A ROYAL WEDDING
Albert, Duke of York, married Elizabeth Bowes-Lyon at Westminster Abbey on Thursday, 26 April 1923.
A ROYAL ENGAGEMENT
The engagement between Lady Elizabeth Bowes-Lyon and Albert, Duke of York, was announced in the Court Circular on 19 January 1923.
Elizabeth and Albert had first met as children but they didn’t see each other again until 1921 when Albert fell in love with her. Albert proposed but she refused his offer as she was worried being part of the royal family would be too restrictive.
A few months later, Elizabeth was a bridesmaid at the wedding of Albert’s sister, Mary, and Albert proposed once more but again he was gently rebuffed. However, Albert continued to court Elizabeth and when he proposed again in January 1923, she finally said yes much to his great relief.
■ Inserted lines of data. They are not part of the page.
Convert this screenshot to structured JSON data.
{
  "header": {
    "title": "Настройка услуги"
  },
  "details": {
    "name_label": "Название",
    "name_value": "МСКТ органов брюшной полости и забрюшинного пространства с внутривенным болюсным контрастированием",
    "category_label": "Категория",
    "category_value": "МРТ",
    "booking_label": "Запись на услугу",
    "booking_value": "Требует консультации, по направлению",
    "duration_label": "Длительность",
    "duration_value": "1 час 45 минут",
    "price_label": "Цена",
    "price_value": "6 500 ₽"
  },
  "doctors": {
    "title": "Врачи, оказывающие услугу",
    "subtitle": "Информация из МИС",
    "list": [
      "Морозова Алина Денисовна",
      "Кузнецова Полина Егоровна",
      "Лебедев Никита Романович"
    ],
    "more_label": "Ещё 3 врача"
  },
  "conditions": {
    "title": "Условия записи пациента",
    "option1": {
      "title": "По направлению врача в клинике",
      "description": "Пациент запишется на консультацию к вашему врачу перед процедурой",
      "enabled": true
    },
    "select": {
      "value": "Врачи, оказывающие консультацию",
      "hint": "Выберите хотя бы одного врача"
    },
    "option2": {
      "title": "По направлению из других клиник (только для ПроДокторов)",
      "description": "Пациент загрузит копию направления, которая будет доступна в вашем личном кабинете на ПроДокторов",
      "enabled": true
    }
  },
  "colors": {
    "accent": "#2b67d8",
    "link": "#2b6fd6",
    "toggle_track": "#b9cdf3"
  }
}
Elizabeth and Albert were married on 26 April 1923 at Westminster Abbey where the bride was presented with a Welsh gold band crafted from Welsh gold from the Clogau St. David’s mine. It is now traditional for royal brides to be given a wedding band made from this Welsh gold which is becoming increasingly rare.
Another tradition was started when Elizabeth spontaneously laid her bouquet at the Tomb of the Unknown Warrior on the way to the altar, in memory of her brother, Fergus, who was killed in the First World War. Nowadays, it has become a tradition for royal brides to have their bouquet placed on the tomb after the wedding.
Elizabeth specifically wanted something soft and flowing for her wedding gown so her couturier Elizabeth Handley-Seymour designed a simple medieval style made from ivory chiffon moiré. The dress had a square neckline and a bodice with horizontal bands embroidered with silver thread and pearls. The dress also had a dropped waist which was contemporary at that time.
The dress also featured a strip of old rose point lace from Brussels, a Strathmore family heirloom, which was worn by a female ancestor at a grand ball for Charles Edward Stuart. The antique ivory lace veil, a gift from Queen Mary, was secured with a simple wreath of myrtle leaves with a York rose on either side.
The eight bridesmaids wore cream chiffon dresses with a silver and rose thistle fastened to a girdle of silver leaves with a trail of spring green tulle. The rose symbolised the House of York while the thistle represented Elizabeth’s Scottish ancestry.
After a wedding breakfast at Buckingham Palace, the couple spent their honeymoon at Polesden Lacey, a manor house in Surrey, and then went to Scotland, where Elizabeth caught whooping cough.